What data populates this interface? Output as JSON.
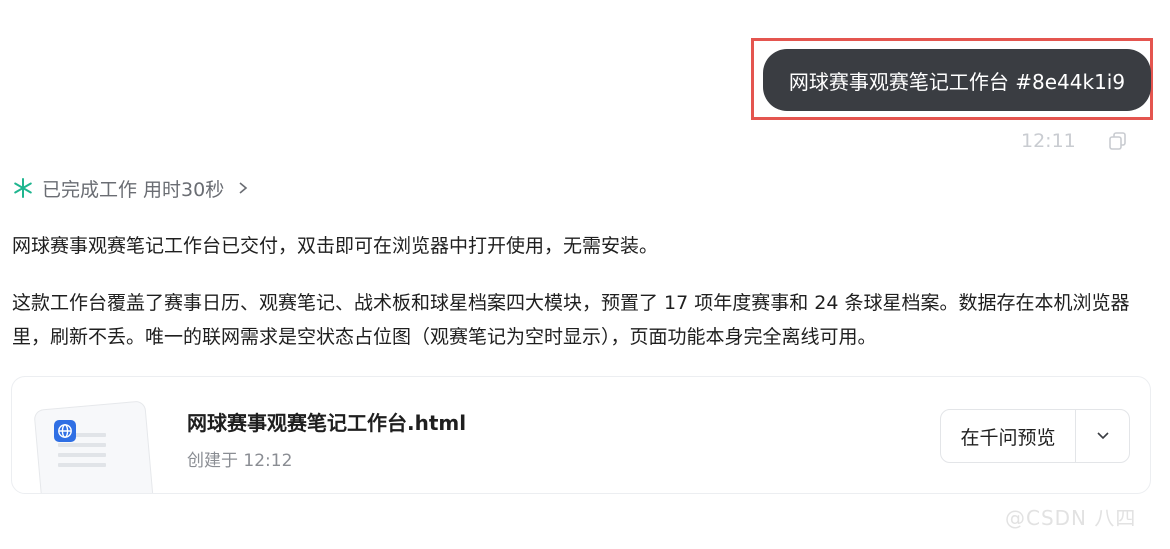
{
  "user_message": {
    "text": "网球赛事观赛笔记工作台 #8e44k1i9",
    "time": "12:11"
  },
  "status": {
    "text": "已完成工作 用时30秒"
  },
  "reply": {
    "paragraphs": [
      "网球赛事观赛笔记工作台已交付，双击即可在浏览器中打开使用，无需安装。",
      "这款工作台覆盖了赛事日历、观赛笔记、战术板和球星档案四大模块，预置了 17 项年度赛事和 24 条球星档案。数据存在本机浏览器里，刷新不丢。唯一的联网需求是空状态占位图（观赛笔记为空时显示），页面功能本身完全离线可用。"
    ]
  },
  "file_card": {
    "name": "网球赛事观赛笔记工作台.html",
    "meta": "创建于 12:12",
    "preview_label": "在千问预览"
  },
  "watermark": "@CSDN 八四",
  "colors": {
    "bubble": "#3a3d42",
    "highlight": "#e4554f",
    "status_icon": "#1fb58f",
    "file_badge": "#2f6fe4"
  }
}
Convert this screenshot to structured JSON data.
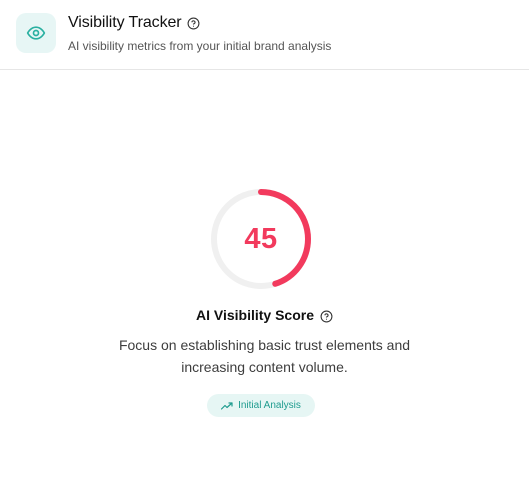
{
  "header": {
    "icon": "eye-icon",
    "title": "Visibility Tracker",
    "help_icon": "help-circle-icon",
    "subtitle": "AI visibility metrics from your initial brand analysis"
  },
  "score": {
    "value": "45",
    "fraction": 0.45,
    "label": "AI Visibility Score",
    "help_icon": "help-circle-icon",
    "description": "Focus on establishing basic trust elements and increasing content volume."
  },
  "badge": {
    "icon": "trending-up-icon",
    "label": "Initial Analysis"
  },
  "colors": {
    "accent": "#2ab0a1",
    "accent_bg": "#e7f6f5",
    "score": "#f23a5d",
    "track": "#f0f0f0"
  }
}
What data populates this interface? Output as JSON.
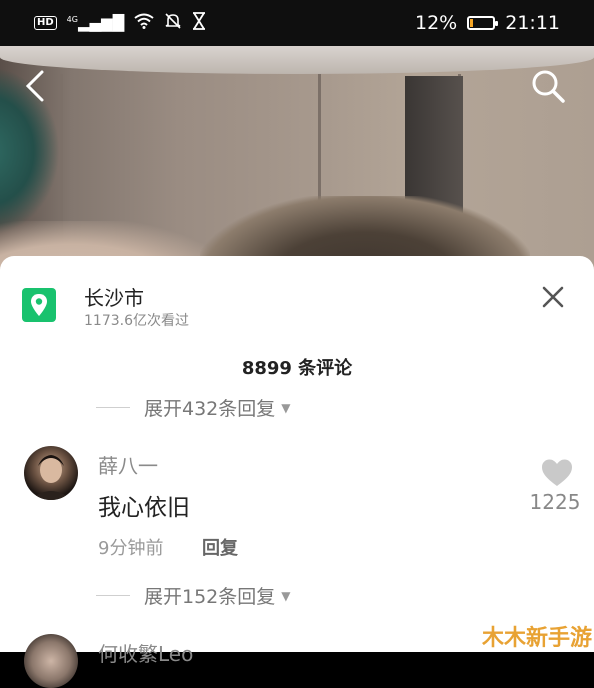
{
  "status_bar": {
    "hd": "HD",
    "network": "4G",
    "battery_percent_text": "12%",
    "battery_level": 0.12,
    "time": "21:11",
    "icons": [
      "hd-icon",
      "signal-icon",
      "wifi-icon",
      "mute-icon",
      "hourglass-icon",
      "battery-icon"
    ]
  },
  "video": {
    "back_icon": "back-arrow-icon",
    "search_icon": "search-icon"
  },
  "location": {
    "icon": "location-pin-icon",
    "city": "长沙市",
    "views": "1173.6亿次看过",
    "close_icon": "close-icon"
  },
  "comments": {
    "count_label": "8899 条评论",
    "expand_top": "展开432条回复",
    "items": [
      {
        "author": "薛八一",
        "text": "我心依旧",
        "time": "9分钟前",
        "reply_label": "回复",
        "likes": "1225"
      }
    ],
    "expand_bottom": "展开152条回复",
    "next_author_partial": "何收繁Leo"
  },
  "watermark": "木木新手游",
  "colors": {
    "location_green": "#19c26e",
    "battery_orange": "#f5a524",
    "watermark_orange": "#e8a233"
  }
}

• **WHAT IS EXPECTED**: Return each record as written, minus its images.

• **EXERCISE RESULT**:
What data populates this interface? Output as JSON.
{
  "user_message": {
    "text": "网球赛事观赛笔记工作台 #8e44k1i9",
    "time": "12:11"
  },
  "status": {
    "text": "已完成工作 用时30秒"
  },
  "reply": {
    "paragraphs": [
      "网球赛事观赛笔记工作台已交付，双击即可在浏览器中打开使用，无需安装。",
      "这款工作台覆盖了赛事日历、观赛笔记、战术板和球星档案四大模块，预置了 17 项年度赛事和 24 条球星档案。数据存在本机浏览器里，刷新不丢。唯一的联网需求是空状态占位图（观赛笔记为空时显示），页面功能本身完全离线可用。"
    ]
  },
  "file_card": {
    "name": "网球赛事观赛笔记工作台.html",
    "meta": "创建于 12:12",
    "preview_label": "在千问预览"
  },
  "watermark": "@CSDN 八四",
  "colors": {
    "bubble": "#3a3d42",
    "highlight": "#e4554f",
    "status_icon": "#1fb58f",
    "file_badge": "#2f6fe4"
  }
}
Convert this screenshot to structured JSON data.
{
  "header": {
    "icon": "eye-icon",
    "title": "Visibility Tracker",
    "help_icon": "help-circle-icon",
    "subtitle": "AI visibility metrics from your initial brand analysis"
  },
  "score": {
    "value": "45",
    "fraction": 0.45,
    "label": "AI Visibility Score",
    "help_icon": "help-circle-icon",
    "description": "Focus on establishing basic trust elements and increasing content volume."
  },
  "badge": {
    "icon": "trending-up-icon",
    "label": "Initial Analysis"
  },
  "colors": {
    "accent": "#2ab0a1",
    "accent_bg": "#e7f6f5",
    "score": "#f23a5d",
    "track": "#f0f0f0"
  }
}
What data populates this interface? Output as JSON.
{
  "status_bar": {
    "hd": "HD",
    "network": "4G",
    "battery_percent_text": "12%",
    "battery_level": 0.12,
    "time": "21:11",
    "icons": [
      "hd-icon",
      "signal-icon",
      "wifi-icon",
      "mute-icon",
      "hourglass-icon",
      "battery-icon"
    ]
  },
  "video": {
    "back_icon": "back-arrow-icon",
    "search_icon": "search-icon"
  },
  "location": {
    "icon": "location-pin-icon",
    "city": "长沙市",
    "views": "1173.6亿次看过",
    "close_icon": "close-icon"
  },
  "comments": {
    "count_label": "8899 条评论",
    "expand_top": "展开432条回复",
    "items": [
      {
        "author": "薛八一",
        "text": "我心依旧",
        "time": "9分钟前",
        "reply_label": "回复",
        "likes": "1225"
      }
    ],
    "expand_bottom": "展开152条回复",
    "next_author_partial": "何收繁Leo"
  },
  "watermark": "木木新手游",
  "colors": {
    "location_green": "#19c26e",
    "battery_orange": "#f5a524",
    "watermark_orange": "#e8a233"
  }
}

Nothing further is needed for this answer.